== DATA TO EXAMINE ==

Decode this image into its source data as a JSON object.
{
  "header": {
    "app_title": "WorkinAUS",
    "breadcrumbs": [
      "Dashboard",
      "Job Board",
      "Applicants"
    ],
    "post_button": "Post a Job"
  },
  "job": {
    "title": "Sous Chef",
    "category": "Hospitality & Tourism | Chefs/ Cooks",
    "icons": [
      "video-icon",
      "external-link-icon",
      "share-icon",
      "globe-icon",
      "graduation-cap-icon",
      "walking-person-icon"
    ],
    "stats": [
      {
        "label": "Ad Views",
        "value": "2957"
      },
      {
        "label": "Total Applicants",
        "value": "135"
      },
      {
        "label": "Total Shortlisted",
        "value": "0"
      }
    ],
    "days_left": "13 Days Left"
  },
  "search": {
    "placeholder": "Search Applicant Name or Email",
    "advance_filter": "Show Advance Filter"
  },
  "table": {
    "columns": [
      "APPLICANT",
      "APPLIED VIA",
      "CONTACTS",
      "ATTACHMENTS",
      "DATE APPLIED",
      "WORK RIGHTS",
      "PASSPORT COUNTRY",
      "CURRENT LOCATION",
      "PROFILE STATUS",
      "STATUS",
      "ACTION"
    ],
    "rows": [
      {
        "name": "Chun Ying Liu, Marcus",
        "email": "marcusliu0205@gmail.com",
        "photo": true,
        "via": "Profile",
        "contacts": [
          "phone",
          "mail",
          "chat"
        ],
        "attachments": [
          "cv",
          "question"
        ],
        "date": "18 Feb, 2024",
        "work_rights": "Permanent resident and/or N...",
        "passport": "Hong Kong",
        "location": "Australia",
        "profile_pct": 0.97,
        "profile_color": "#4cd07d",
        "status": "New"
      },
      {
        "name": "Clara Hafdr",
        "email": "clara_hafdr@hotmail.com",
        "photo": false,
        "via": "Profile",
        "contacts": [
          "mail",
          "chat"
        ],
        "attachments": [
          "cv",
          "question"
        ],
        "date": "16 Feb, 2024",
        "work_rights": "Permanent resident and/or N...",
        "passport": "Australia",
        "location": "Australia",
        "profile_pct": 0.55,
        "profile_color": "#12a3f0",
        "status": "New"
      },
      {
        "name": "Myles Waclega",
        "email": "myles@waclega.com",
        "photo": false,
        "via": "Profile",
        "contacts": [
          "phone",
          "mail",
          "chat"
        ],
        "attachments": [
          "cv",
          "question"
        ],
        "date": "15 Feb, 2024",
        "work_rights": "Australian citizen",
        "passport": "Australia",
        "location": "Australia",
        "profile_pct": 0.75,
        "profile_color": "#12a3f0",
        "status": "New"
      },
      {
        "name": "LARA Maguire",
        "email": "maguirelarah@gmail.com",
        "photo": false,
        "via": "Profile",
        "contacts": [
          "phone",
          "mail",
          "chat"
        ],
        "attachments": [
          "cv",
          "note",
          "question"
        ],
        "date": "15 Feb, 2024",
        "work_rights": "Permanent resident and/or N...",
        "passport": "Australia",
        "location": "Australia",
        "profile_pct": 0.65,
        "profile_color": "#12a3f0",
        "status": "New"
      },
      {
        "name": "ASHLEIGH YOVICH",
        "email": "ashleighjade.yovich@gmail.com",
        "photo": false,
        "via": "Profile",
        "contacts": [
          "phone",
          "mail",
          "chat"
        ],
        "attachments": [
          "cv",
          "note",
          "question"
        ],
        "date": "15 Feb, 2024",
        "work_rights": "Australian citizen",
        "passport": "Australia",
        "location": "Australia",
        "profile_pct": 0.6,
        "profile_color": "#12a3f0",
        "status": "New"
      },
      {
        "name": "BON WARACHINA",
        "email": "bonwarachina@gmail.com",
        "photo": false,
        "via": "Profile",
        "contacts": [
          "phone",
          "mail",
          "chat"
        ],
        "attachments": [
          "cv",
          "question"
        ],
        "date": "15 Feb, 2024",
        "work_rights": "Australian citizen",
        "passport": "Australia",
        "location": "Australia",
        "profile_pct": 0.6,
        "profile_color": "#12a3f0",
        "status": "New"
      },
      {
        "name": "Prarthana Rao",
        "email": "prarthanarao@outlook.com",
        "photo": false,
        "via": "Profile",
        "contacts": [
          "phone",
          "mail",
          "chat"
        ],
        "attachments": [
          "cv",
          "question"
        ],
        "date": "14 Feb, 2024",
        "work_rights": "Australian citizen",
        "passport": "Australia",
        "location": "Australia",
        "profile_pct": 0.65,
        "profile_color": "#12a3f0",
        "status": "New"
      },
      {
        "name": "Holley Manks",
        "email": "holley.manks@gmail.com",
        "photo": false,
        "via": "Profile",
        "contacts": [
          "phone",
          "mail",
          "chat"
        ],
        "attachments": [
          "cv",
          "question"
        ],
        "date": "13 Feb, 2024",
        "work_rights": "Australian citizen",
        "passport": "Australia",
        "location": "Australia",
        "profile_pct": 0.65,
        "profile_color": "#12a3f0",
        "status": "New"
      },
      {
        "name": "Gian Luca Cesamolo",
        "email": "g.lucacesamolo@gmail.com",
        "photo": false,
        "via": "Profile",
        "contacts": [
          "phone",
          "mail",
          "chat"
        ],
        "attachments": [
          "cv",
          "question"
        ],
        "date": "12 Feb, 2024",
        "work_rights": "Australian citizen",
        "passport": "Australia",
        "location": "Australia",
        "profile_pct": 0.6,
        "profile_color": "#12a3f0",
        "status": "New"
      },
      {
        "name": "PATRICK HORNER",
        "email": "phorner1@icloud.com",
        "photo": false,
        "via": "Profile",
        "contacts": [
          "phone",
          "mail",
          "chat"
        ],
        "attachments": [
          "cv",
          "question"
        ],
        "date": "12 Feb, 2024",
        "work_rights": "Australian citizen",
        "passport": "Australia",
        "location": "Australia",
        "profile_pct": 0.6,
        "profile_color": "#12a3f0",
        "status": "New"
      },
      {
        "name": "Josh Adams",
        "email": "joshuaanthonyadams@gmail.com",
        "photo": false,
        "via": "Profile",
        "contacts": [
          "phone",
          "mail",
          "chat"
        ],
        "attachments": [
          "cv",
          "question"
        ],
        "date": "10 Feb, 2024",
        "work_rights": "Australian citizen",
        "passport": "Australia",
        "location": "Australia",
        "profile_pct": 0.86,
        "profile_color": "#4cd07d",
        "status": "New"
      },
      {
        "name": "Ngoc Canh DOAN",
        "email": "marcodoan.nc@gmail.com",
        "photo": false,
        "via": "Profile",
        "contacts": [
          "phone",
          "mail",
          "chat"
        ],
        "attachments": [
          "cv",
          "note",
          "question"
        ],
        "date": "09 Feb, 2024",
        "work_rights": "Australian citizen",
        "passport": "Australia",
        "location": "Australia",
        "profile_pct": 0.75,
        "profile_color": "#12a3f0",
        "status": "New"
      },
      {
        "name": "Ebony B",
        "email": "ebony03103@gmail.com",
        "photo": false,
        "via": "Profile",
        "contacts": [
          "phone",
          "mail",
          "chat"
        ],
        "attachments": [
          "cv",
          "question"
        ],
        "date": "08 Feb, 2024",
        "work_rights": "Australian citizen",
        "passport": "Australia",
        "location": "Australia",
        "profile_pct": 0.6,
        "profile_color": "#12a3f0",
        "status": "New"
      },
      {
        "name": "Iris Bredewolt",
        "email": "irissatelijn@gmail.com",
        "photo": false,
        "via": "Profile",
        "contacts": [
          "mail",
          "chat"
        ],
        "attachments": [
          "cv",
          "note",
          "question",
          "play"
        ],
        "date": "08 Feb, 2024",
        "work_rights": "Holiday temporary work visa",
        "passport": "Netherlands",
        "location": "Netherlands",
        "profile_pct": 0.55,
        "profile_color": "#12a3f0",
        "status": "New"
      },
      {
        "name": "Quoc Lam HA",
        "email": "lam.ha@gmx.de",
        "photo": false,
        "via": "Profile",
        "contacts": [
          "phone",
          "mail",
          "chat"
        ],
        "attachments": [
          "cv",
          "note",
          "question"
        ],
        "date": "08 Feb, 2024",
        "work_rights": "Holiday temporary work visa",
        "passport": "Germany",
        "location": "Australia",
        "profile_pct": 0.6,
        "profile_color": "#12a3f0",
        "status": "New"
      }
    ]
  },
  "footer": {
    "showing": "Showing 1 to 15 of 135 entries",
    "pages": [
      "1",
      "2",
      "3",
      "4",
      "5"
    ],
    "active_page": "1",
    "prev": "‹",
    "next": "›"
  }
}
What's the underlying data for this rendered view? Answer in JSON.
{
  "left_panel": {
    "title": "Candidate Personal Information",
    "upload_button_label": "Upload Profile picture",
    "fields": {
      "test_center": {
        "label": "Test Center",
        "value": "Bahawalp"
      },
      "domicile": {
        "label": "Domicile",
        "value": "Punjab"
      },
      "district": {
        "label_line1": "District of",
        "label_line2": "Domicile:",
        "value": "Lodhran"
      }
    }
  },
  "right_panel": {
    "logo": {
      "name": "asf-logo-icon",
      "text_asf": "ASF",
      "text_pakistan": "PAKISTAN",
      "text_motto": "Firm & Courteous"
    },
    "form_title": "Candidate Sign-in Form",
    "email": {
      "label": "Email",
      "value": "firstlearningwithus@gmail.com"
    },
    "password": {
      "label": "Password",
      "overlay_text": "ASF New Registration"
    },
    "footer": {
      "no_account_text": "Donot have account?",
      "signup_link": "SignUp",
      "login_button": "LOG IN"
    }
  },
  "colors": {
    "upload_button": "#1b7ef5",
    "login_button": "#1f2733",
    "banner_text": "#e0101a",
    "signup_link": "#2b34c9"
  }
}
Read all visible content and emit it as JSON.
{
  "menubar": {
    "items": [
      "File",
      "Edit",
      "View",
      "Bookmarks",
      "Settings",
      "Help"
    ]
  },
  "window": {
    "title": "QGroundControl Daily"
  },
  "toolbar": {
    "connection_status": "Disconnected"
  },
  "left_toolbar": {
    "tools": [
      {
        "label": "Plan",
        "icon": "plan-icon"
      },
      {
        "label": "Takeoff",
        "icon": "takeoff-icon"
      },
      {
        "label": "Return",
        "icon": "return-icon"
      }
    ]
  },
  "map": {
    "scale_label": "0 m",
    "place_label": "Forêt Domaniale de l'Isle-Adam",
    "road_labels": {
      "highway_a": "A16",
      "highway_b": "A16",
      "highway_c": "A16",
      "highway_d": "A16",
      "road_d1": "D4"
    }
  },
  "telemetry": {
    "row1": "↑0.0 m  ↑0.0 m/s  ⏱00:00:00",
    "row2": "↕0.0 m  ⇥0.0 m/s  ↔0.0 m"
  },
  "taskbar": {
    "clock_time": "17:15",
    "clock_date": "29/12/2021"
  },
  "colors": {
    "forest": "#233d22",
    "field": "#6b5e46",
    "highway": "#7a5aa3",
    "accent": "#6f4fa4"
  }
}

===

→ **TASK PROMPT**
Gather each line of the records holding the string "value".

→ **OUTPUT**
        "value": "2957"
        "value": "135"
        "value": "0"
        "value": "Bahawalp"
        "value": "Punjab"
        "value": "Lodhran"
      "value": "firstlearningwithus@gmail.com"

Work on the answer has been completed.